While DeSean Jackson does have flaws (on-field), he also brings tons of potential in an offense like this and it's hard not to like this pick-up especially for the price. If teams run two deep safeties, you feed Alfred Morris. If teams stack the box in order to slow down Alfred Morris, you leave the single high safety in a conundrum. Picture this: If you isolate D-Jax on one side of the formation and have a combination of Pierre Garcon, Jordan Reed and Andre Roberts on the other side, where does the safety shade? If he shades over D-Jax, he leaves three players who can beat man coverage and who excel at YAC to catch the ball and pick up blockers along the way.
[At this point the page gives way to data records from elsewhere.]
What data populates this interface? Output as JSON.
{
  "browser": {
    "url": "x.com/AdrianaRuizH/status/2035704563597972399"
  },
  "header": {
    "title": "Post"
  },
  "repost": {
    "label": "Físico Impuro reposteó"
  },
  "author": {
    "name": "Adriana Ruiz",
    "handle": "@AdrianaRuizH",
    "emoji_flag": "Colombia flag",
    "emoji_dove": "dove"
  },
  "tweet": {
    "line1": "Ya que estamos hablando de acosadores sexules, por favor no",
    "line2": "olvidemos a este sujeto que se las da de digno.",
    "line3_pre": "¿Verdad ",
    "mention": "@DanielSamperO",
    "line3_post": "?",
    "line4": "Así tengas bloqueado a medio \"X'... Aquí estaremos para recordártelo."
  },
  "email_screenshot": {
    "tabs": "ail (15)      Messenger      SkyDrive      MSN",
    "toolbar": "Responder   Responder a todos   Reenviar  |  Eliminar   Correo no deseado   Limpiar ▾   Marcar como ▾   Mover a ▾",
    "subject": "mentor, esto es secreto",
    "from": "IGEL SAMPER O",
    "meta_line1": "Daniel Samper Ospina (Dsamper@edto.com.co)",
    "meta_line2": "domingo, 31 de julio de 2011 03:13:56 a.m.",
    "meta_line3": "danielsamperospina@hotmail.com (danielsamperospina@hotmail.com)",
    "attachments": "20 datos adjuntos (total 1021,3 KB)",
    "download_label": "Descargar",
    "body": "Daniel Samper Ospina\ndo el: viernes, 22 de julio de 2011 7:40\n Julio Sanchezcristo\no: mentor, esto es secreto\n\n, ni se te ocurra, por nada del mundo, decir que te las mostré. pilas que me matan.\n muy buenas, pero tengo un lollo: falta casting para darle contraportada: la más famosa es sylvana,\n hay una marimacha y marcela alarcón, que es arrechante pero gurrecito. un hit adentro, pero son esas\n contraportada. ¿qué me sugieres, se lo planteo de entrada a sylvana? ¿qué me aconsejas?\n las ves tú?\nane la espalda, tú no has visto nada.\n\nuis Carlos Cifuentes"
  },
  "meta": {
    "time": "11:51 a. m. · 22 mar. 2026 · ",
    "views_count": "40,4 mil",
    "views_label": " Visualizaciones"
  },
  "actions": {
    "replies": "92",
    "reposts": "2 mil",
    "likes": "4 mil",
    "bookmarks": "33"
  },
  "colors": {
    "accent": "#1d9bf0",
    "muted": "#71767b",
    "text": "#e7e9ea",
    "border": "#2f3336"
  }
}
If you shade the three pass catchers side to try and eliminate as many pass catchers as possible, you leave D-Jax in a one on one situation. It should and hopefully will, create problems across the board.

Photo_medium

If/when Gruden puts all this speed on the field at once, how do you defend it?

SB Nation Featured Video
X
Log In Sign Up

forgot?
Log In Sign Up

Forgot password?

We'll email you a reset link.

If you signed up using a 3rd party account like Facebook or Twitter, please login with it instead.

Forgot password?

Try another email?

Almost done,

By becoming a registered user, you are also agreeing to our Terms and confirming that you have read our Privacy Policy.

Join Hogs Haven

You must be a member of Hogs Haven to participate.

We have our own Community Guidelines at Hogs Haven. You should read them.

Join Hogs Haven

You must be a member of Hogs Haven to participate.

We have our own Community Guidelines at Hogs Haven. You should read them.

Spinner.vc97ec6e

Authenticating

Great!

Choose an available username to complete sign up.

In order to provide our users with a better overall experience, we ask for more information from Facebook when using it to login so that we can learn more about our audience and provide you with the best possible experience. We do not store specific user data and the sharing of it is not required to login with Facebook.

tracking_pixel_9341_tracker